PROBLEM TO SOLVE: Retype every line from the one containing "Convert this screenshot" through the last line of the records below, both included; leave out the pictures.

MATERIAL SHOWN:

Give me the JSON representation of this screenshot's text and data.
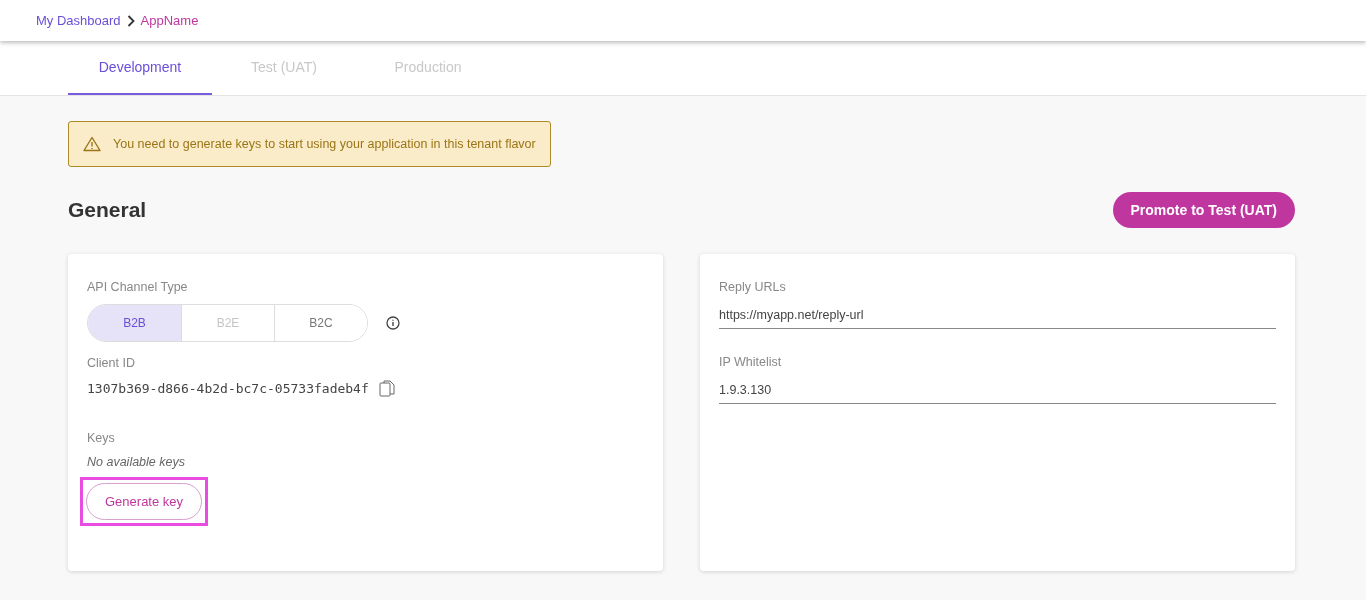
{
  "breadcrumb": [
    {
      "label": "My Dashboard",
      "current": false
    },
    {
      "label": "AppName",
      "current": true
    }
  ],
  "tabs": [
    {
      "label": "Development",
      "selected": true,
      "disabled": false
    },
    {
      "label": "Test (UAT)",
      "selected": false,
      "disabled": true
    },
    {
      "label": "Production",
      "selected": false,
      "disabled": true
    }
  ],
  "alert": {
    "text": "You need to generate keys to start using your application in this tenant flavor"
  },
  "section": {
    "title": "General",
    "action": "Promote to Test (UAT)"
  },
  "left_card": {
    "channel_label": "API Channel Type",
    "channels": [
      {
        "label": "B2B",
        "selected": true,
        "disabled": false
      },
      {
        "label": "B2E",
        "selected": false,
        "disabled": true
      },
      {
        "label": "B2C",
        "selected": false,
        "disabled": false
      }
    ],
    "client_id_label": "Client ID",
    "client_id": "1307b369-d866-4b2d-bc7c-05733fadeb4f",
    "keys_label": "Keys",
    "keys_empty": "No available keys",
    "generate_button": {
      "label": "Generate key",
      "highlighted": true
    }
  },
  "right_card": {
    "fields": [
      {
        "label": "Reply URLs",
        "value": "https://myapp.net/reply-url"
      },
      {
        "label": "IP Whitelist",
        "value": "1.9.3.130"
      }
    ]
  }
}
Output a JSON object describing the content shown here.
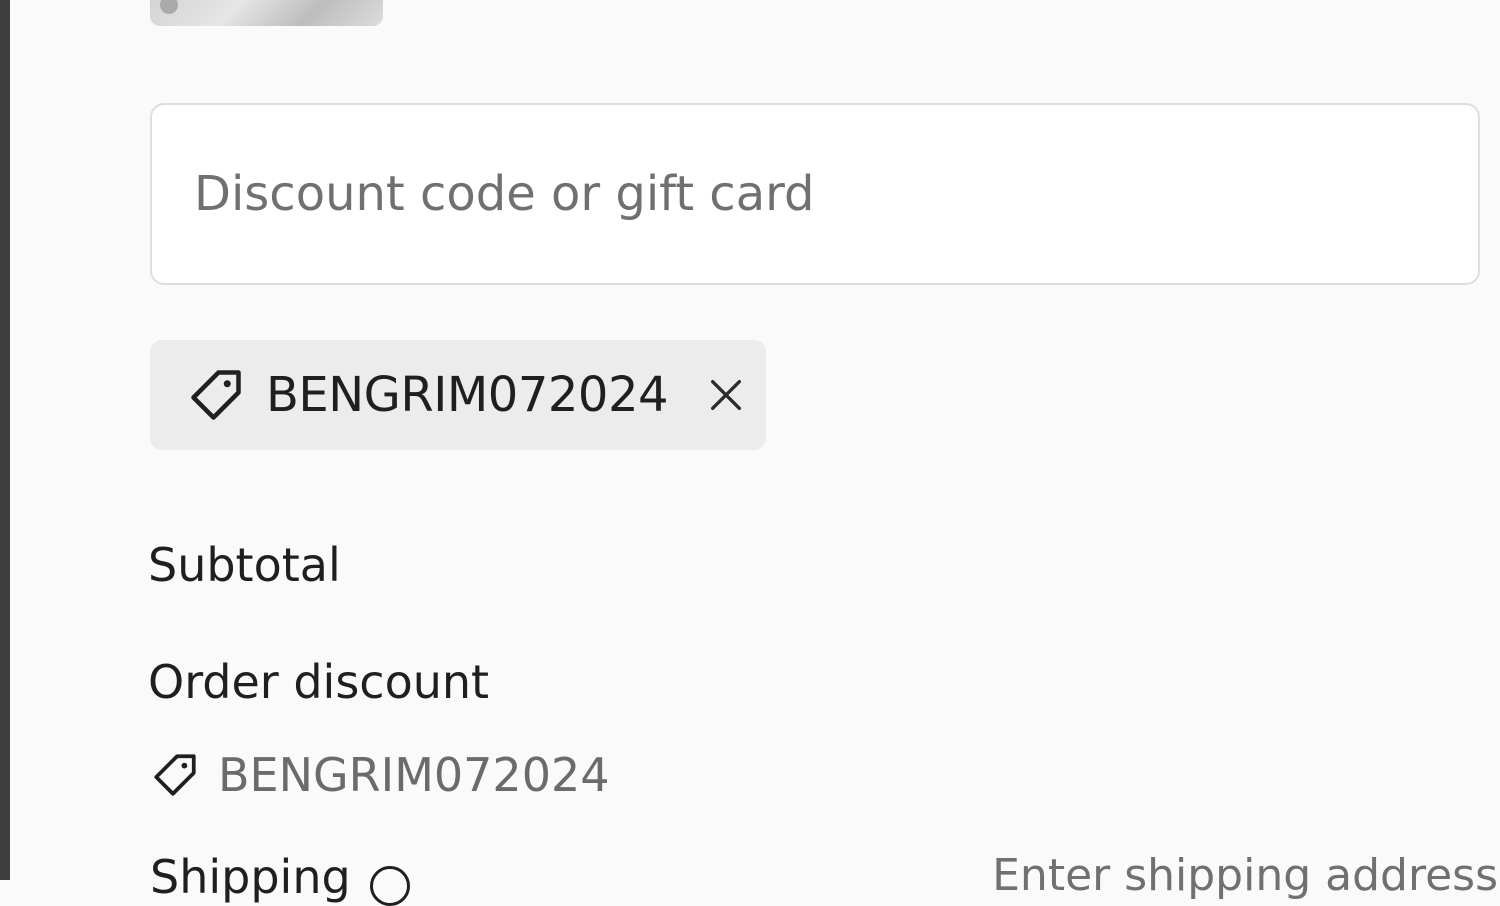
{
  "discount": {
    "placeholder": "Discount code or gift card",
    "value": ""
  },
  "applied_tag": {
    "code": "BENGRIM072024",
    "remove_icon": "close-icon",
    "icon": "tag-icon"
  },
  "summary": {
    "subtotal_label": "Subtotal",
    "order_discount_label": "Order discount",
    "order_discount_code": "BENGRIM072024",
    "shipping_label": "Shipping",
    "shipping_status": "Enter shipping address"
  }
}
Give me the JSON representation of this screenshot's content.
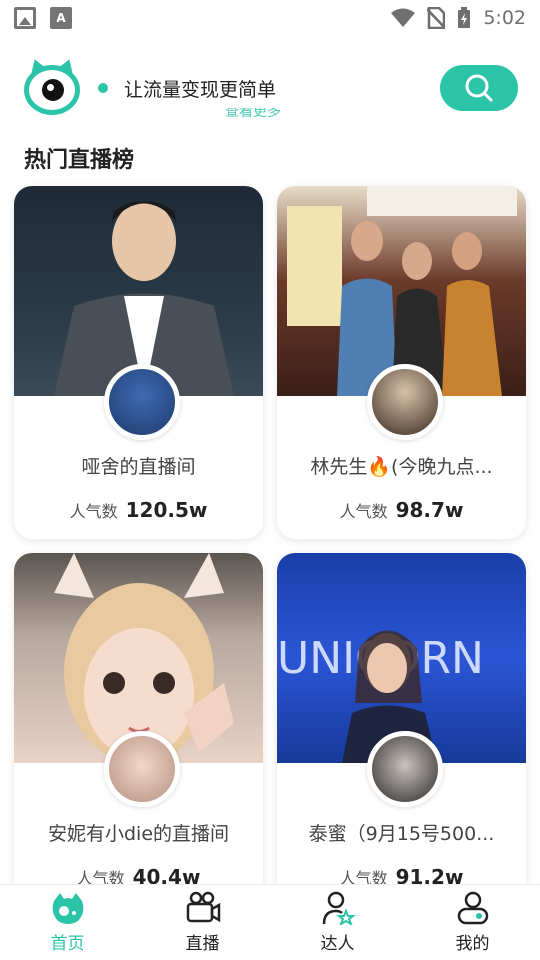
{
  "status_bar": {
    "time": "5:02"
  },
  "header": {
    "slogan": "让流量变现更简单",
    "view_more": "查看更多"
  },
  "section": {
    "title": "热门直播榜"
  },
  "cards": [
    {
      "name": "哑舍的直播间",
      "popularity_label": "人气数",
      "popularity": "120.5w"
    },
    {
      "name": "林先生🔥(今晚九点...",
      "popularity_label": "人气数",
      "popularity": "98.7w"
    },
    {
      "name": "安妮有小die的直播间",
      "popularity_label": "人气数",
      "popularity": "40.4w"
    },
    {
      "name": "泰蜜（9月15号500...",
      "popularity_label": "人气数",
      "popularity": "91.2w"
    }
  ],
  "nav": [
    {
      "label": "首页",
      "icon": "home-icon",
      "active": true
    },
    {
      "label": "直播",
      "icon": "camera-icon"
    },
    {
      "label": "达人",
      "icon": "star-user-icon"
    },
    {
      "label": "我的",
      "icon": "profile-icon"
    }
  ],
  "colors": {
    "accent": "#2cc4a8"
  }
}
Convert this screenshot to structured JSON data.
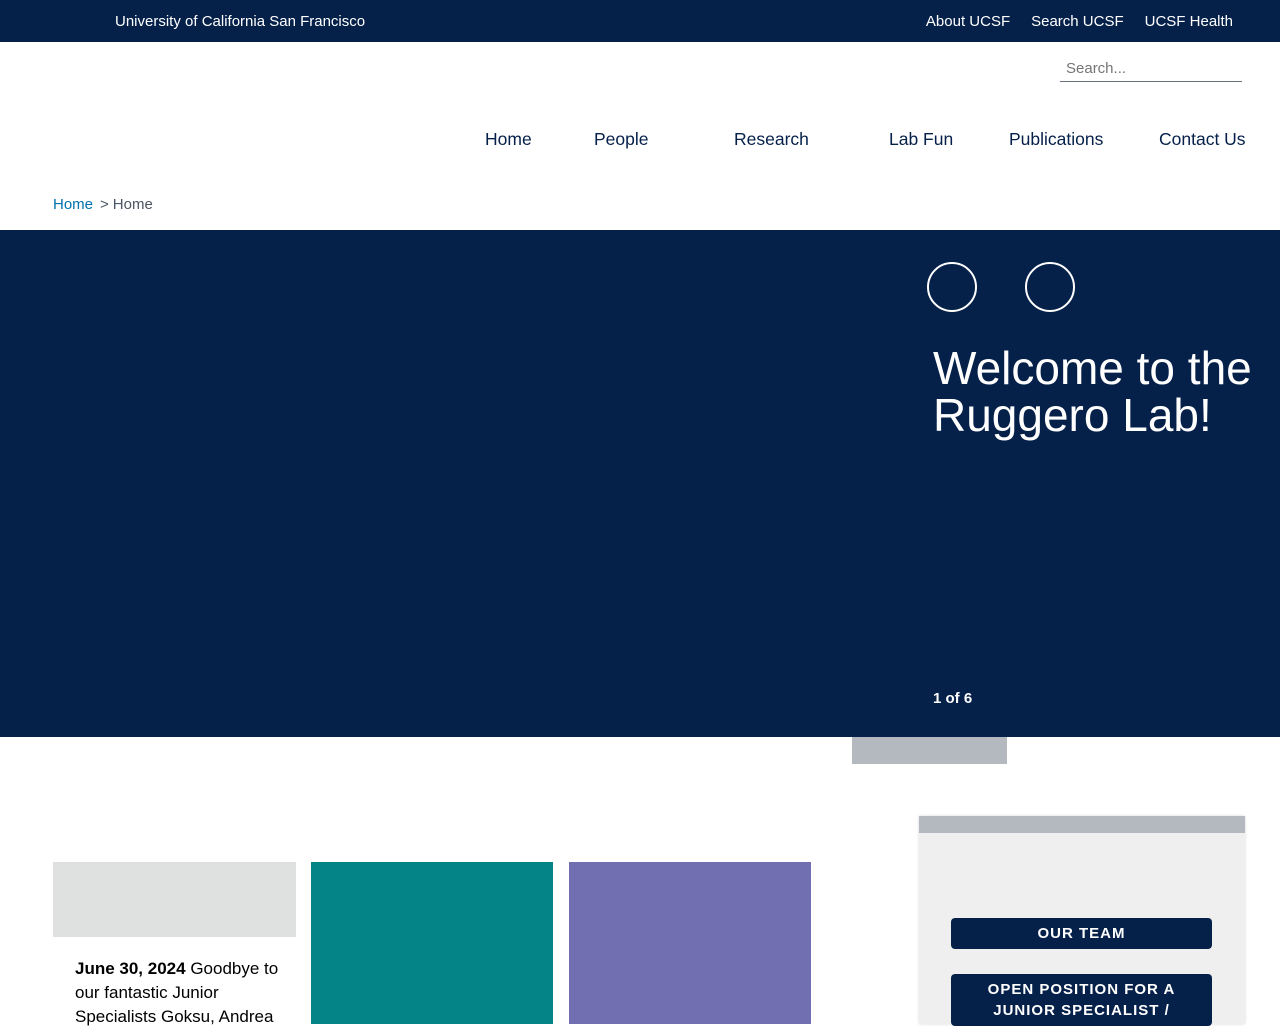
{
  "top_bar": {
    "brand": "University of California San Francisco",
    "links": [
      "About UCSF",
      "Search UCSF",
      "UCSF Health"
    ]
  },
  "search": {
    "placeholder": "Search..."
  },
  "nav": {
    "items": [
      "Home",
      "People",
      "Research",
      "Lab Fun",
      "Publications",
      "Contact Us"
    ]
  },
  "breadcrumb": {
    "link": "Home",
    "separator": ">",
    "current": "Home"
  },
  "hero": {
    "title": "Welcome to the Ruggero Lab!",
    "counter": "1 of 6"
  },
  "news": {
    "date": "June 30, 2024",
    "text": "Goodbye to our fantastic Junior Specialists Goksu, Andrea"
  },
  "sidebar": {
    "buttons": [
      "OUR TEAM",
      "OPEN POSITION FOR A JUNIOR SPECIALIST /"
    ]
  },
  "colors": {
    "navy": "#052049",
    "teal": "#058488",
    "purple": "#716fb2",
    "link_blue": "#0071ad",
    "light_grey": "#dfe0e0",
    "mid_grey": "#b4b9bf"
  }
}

YOUR SOLUTION:
Convert this screenshot to structured JSON data.
{
  "top_bar": {
    "brand": "University of California San Francisco",
    "links": [
      "About UCSF",
      "Search UCSF",
      "UCSF Health"
    ]
  },
  "search": {
    "placeholder": "Search..."
  },
  "nav": {
    "items": [
      "Home",
      "People",
      "Research",
      "Lab Fun",
      "Publications",
      "Contact Us"
    ]
  },
  "breadcrumb": {
    "link": "Home",
    "separator": ">",
    "current": "Home"
  },
  "hero": {
    "title": "Welcome to the Ruggero Lab!",
    "counter": "1 of 6"
  },
  "news": {
    "date": "June 30, 2024",
    "text": "Goodbye to our fantastic Junior Specialists Goksu, Andrea"
  },
  "sidebar": {
    "buttons": [
      "OUR TEAM",
      "OPEN POSITION FOR A JUNIOR SPECIALIST /"
    ]
  },
  "colors": {
    "navy": "#052049",
    "teal": "#058488",
    "purple": "#716fb2",
    "link_blue": "#0071ad",
    "light_grey": "#dfe0e0",
    "mid_grey": "#b4b9bf"
  }
}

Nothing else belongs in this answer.